• Post Reply Bookmark Topic Watch Topic
  • New Topic
permaculture forums growies critters building homesteading energy monies kitchen purity ungarbage community wilderness fiber arts art permaculture artisans regional education skip experiences global resources cider press projects digital market permies.com private forums all forums
this forum made possible by our volunteer staff, including ...
master stewards:
  • Anne Miller
  • Pearl Sutton
  • r ranson
  • Nicole Alderman
  • Joseph Lofthouse
  • paul wheaton
  • Mike Haasl
master gardeners:
  • jordan barton
  • John F Dean
  • Carla Burke
  • Greg Martin
  • Jay Angler
  • Leigh Tate
  • thomas rubino

yarrow for enhancing flavor?

Posts: 471
Location: Jackson County, OR (Zone 7)
  • Mark post as helpful
  • send pies
  • Quote
  • Report post to moderator
I've come across the statements (here and elsewhere) that yarrow (achillea millefolium) can be used as a companion plant to enhance the essential oils of other neighboring plants. Does anyone have any experience trying this?

I think all of the references to this aspect of companion planting with yarrow relate to specifically using the plant as a companion for other herbs (mint, sage, etc..). I'm wondering how it would work for berries, such as strawberries or blueberries, or even with fruit trees? Would the benefits apply if using yarrow as part of a fruit tree guild to make peaches more "peachy" (comparison taste tests would be really interesting)?

I couldn't find any info in a search of peer-reviewed literature relating to this aspect of yarrow. Most of the studies have to do with the medicinal properties of yarrow or analysis of the compounds present in the plant. If anyone has any leads on more definitive studies of the oil enhancing properties, I would be grateful for the information.

There is quite a lot of wild yarrow coming up this year in my orchard. It seems to spread by rhizomes, so I am thinking I may help it along a bit and see if I can get some established near most of my berry plants and trees.

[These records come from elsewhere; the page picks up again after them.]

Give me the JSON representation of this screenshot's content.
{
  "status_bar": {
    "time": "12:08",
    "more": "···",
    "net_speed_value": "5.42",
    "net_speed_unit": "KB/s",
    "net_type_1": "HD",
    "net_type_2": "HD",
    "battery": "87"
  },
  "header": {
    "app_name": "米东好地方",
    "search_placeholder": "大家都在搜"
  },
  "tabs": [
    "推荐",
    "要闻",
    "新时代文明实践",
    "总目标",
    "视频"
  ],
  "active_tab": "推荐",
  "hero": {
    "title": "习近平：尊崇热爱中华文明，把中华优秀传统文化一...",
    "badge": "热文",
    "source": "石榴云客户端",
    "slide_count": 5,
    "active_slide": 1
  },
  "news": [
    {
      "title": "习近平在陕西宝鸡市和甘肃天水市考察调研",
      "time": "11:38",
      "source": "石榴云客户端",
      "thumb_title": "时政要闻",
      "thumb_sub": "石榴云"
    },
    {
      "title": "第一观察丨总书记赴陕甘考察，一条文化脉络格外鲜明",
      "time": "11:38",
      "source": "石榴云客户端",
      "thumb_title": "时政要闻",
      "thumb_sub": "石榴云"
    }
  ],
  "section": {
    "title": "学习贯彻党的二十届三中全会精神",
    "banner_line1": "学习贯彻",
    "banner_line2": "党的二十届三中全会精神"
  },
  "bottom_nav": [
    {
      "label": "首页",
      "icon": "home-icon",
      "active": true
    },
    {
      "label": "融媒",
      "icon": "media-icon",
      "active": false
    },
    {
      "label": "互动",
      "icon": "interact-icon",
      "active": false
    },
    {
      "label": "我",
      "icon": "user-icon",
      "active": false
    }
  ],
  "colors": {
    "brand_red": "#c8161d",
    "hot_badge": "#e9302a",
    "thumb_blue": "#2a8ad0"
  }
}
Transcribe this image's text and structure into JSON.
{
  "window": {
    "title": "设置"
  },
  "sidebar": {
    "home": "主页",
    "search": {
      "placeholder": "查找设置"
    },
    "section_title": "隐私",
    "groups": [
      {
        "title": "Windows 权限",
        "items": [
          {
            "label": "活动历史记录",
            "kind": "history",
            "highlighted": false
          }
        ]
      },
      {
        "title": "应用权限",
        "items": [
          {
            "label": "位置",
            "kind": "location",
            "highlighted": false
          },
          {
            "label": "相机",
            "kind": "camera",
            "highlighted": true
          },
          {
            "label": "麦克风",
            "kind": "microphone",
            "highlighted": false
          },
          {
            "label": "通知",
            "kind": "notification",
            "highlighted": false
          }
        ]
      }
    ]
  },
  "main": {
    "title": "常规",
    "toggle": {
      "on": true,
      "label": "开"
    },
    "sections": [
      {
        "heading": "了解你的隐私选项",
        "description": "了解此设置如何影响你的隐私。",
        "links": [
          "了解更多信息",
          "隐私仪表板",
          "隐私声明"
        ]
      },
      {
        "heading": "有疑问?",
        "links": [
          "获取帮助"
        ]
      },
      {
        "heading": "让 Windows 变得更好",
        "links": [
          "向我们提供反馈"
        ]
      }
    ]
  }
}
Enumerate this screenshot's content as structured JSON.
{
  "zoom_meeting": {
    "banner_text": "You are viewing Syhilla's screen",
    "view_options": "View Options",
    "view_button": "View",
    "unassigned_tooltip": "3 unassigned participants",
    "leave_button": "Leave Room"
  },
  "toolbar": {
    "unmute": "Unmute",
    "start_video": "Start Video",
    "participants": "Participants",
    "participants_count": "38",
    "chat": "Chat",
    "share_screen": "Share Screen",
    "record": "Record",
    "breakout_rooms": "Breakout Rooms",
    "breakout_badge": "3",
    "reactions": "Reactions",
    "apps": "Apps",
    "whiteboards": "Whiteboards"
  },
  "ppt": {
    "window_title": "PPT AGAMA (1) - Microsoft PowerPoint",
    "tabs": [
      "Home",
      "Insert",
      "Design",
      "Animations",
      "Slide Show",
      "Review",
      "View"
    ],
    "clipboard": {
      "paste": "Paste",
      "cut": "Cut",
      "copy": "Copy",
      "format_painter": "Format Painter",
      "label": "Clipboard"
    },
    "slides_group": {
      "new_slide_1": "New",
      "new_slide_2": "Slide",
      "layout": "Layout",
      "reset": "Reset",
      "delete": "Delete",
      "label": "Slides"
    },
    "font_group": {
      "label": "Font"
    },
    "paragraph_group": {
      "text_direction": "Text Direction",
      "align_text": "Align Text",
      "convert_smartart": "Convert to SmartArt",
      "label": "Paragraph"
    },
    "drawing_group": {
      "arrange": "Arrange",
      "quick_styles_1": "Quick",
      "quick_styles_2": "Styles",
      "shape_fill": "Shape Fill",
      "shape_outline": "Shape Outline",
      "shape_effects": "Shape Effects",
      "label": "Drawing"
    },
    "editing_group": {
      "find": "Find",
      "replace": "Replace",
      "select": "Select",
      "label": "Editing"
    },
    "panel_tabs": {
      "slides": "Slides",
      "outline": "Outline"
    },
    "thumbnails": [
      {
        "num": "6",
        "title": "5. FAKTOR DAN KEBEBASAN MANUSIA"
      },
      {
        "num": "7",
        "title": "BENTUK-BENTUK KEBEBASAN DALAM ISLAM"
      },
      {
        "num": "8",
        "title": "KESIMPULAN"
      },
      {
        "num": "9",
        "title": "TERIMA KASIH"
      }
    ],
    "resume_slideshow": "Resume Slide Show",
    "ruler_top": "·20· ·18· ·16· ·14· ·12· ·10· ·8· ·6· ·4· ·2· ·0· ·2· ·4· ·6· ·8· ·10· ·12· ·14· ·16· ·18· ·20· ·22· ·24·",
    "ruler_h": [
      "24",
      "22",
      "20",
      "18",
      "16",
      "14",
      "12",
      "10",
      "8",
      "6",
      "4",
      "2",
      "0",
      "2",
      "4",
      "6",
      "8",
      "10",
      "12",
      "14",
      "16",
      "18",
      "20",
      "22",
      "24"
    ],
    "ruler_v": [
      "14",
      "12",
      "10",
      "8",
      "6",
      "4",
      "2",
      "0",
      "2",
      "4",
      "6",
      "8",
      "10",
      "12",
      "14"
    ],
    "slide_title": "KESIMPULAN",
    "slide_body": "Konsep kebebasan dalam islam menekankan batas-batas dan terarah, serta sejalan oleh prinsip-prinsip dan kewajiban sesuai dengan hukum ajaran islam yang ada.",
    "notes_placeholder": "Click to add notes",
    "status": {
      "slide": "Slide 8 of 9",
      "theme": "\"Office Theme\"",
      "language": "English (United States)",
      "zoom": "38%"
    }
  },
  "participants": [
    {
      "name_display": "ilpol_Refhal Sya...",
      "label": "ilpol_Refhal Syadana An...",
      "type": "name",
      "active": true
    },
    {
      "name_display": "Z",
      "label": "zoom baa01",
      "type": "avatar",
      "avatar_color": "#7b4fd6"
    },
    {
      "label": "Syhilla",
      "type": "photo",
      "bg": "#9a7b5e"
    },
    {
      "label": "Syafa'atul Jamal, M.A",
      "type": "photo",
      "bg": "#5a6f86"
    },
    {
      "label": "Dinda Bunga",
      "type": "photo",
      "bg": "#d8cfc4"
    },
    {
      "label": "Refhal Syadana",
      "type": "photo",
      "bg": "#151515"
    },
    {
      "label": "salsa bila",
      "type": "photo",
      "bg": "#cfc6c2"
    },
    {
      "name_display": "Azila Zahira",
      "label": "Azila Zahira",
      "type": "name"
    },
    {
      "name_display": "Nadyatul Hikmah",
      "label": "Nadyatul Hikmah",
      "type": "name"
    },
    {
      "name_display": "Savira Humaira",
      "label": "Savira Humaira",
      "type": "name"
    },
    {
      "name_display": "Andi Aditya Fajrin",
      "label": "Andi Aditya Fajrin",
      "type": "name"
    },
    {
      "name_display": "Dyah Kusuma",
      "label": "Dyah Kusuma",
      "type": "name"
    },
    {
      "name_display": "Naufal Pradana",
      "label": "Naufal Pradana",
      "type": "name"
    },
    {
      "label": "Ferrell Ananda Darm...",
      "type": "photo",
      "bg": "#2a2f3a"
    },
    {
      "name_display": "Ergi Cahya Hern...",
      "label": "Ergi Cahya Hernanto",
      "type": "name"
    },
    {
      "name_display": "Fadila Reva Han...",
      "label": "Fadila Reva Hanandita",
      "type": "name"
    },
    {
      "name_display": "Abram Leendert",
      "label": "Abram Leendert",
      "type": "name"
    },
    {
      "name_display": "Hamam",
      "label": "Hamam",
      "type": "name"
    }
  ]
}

Even if the oil enhancing experiment doesn't work out, yarrow is still good as an insectiary, edible and medicinal plant...
Posts: 4437
Location: North Central Michigan
  • Mark post as helpful
  • send pies
  • Quote
  • Report post to moderator
yarrow good, yarrow bad, very very bad (when he was good he was very very good and when he was bad he was horrid)

I have a yarrow lawn near my garden area in the North and was "allowing" yarrow to grow around some of my fruit trees and berry bushes cause I THOUGHT it was a good idea from my permaculture reading..

Well in some cases I was very very wrong.

I just spent a couple of days last month digging yarrow OUT OF my blueberry beds..the yarrow was strangling my blueberries ..literally.

the roots of yarrow are about the same as quackgrass..as a matter of fact if you have both in an area it is somewhat difficult to tell the difference, although they do have similar actions their appearance are a bit different. The yarrow are thicker and more pervasive than quackgrass !!!

I managed to get it all pulled out..for now. man that stuff is pervasive.

I still have it growing around an apple tree, very thickly, figuring the apple tree might be ok with it..however, I planted a couple of comfrey around the apple tree hoping to shade the yarrow out??

please be careful when you introduce something to your garden that you are not familiar with it's growth habits..good idea checking here first as you did as now you may be a bit more careful..it is way worse than mint and highly invasive.
Kay Bee
Posts: 471
Location: Jackson County, OR (Zone 7)
  • Mark post as helpful
  • send pies
  • Quote
  • Report post to moderator
Thank you very much for the words of warning, Brenda!

I will restrain myself from intentionally spreading it around, for the most part. I'm still curious enough to try a few experiments, at least

It sounds like you found that pulling it up, roots and all, was the only way to get rid of it... Have you tried chop and drop cutting of it to keep it more controlled?

The plans in my area are getting ready to flower, so it is supposed to be a good time to harvest for medicinal and edible uses. I'll see if it bounces back with renewed vigor!
Collection of 14 Permaculture/Homesteading Cheat-Sheets, Worksheets, and Guides
will be released to subscribers in: soon!
    Bookmark Topic Watch Topic
  • New Topic